RECORDS SUPPLIED =>
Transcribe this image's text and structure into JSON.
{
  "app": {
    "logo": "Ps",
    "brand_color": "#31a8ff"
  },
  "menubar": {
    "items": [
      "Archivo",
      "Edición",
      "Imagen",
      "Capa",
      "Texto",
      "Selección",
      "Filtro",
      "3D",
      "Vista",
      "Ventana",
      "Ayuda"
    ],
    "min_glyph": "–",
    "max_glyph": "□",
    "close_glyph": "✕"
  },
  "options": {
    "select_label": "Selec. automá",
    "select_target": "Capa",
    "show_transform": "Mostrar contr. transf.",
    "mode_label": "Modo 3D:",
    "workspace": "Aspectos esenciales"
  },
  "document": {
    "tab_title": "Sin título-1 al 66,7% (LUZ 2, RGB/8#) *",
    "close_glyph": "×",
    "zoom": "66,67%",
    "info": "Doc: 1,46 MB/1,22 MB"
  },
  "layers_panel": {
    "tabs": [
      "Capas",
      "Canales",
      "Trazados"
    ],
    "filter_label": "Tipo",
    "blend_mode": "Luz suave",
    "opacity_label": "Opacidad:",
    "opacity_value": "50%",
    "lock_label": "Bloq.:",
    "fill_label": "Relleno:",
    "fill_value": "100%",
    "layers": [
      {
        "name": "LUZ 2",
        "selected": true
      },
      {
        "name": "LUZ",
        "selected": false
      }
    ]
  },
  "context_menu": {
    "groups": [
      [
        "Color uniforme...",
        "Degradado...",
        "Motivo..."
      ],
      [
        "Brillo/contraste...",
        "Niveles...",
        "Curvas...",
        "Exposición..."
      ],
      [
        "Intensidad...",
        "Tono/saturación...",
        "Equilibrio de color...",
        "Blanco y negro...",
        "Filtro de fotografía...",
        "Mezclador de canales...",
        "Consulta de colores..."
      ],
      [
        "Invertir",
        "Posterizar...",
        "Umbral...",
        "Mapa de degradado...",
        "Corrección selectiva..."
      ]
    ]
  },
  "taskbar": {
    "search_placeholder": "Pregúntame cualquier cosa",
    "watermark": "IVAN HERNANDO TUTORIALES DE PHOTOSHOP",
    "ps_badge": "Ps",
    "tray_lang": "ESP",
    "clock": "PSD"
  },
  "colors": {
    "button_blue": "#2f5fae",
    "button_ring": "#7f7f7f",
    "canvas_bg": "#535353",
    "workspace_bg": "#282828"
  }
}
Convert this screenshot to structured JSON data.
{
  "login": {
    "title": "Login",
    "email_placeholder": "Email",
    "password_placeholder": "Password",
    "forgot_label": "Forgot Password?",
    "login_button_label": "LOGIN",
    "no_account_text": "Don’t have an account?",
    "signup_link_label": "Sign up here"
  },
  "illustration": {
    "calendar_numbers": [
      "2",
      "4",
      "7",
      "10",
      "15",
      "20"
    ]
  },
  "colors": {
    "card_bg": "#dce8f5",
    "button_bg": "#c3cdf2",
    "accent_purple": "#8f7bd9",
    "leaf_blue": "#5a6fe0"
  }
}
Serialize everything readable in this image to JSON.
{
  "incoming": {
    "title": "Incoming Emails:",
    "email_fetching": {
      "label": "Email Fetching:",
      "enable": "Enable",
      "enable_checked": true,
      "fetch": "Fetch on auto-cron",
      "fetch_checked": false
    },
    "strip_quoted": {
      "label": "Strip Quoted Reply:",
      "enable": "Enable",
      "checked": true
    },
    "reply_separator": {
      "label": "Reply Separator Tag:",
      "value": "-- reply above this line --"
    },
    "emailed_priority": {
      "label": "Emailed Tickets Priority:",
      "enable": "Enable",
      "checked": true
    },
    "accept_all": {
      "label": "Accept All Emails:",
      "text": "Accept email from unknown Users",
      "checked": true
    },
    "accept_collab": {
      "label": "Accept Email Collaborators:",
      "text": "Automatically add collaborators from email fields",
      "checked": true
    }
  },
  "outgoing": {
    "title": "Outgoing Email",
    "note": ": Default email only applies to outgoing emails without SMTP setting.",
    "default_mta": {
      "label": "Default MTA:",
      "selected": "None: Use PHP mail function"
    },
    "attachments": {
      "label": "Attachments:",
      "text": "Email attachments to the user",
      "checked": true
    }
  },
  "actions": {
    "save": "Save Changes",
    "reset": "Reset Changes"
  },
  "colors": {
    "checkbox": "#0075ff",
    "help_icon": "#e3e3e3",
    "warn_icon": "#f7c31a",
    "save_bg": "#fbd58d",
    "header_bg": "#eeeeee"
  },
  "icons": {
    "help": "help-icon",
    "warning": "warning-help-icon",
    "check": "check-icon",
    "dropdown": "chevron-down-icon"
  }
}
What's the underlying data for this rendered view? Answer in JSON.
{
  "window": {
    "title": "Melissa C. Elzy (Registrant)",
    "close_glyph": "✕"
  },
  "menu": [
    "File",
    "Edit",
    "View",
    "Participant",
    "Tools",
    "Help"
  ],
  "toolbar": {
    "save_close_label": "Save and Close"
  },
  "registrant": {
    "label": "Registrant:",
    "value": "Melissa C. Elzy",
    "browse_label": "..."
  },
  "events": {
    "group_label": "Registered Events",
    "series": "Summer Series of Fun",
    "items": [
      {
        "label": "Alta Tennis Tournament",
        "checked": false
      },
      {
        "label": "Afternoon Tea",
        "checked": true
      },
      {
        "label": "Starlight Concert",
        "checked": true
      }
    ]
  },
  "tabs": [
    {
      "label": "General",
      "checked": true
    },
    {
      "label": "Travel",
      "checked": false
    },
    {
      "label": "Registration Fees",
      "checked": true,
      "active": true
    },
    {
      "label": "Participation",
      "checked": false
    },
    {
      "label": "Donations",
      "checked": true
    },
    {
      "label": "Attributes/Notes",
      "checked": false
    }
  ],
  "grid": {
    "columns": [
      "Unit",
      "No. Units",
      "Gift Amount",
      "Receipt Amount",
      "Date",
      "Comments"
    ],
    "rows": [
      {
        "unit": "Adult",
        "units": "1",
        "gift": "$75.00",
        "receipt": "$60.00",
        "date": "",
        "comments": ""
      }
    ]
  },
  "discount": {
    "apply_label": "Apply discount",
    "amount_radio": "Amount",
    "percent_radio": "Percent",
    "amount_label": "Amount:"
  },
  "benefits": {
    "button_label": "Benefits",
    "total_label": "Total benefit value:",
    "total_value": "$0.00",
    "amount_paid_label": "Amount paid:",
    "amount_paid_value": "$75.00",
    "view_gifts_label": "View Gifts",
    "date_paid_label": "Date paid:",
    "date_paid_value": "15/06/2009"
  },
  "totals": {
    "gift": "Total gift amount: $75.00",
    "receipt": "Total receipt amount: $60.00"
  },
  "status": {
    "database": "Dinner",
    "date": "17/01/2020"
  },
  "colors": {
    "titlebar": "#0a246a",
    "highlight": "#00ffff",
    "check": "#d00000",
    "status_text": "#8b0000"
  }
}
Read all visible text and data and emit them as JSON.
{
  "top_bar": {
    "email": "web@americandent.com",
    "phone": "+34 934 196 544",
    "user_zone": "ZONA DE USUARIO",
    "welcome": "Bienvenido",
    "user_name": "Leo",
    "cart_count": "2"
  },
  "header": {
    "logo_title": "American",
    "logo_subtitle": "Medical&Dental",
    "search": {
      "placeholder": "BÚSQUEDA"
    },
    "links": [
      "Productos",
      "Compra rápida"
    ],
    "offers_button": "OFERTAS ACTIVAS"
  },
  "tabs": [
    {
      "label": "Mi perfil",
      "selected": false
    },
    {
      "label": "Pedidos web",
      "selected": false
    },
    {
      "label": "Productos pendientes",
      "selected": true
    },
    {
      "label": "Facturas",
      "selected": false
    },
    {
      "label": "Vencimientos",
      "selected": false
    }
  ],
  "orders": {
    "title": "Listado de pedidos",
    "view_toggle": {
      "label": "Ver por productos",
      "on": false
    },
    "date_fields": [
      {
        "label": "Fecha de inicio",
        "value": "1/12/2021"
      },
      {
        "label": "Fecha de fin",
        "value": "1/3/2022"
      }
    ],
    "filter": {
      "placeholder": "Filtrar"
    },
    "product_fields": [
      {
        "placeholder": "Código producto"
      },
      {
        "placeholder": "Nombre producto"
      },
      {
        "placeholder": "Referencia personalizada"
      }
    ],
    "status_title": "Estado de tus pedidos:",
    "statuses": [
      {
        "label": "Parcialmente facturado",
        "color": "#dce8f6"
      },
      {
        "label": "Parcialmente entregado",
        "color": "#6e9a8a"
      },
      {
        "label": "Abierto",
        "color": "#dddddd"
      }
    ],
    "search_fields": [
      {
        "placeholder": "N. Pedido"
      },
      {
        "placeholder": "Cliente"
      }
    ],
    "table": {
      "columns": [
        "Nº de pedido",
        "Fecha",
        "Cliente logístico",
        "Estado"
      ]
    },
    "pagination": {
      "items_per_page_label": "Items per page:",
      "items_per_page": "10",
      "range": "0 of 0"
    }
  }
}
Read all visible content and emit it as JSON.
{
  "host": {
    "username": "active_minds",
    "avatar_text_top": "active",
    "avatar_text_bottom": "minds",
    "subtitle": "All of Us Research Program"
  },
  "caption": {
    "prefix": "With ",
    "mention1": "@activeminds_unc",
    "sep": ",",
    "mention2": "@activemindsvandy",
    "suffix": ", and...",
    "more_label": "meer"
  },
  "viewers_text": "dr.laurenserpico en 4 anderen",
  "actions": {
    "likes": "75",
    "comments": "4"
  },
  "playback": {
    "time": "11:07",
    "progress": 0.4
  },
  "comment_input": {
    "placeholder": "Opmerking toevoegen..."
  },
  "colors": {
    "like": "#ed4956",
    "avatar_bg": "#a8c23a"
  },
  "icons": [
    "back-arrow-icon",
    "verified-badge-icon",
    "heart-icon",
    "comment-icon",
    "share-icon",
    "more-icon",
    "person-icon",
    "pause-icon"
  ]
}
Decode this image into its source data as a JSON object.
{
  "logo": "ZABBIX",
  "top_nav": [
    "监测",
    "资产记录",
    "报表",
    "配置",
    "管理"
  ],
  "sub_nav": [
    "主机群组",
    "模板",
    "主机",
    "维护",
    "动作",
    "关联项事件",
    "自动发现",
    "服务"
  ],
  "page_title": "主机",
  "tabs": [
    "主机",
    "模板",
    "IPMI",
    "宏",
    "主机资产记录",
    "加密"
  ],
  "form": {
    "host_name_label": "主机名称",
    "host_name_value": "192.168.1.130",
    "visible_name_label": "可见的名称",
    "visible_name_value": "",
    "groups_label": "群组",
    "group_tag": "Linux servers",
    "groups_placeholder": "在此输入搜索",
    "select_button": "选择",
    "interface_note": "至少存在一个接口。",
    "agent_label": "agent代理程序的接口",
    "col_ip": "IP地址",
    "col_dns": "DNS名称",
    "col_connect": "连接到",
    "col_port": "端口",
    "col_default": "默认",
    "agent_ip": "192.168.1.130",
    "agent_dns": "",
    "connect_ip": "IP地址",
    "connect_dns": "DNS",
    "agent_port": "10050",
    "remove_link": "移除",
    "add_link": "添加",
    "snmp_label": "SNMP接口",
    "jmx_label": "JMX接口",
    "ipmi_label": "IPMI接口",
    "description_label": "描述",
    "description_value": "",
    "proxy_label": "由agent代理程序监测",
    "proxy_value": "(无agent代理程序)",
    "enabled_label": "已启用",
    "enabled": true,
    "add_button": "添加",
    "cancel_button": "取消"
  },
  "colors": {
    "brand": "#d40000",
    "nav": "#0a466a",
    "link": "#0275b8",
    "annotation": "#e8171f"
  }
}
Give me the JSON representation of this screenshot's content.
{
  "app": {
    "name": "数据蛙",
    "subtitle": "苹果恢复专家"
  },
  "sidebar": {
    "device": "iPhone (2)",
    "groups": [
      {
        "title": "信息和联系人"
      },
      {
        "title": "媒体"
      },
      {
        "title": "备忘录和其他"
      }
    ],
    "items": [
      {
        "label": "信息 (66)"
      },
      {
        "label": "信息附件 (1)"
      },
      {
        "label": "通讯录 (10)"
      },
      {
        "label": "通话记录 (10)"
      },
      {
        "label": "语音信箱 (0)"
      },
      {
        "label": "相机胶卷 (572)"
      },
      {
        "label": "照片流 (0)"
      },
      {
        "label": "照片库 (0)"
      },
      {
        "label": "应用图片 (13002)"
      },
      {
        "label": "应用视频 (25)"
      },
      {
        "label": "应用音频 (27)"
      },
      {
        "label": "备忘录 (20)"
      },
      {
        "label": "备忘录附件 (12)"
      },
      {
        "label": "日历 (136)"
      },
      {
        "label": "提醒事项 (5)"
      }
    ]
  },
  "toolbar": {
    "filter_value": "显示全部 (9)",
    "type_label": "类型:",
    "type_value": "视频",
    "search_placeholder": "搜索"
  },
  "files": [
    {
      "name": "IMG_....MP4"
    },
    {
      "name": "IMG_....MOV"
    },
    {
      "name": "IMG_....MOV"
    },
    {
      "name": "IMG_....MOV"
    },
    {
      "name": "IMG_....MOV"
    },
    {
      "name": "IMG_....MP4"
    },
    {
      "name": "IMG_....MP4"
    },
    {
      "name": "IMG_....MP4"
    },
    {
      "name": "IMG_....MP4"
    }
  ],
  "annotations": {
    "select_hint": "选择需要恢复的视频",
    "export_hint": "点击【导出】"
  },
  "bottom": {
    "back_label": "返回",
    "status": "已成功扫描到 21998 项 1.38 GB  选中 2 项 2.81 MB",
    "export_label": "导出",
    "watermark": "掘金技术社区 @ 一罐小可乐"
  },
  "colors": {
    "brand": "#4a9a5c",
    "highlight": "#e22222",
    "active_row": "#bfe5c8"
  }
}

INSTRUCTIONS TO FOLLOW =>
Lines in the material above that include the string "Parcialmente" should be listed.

REPLY =>
        "label": "Parcialmente facturado",
        "label": "Parcialmente entregado",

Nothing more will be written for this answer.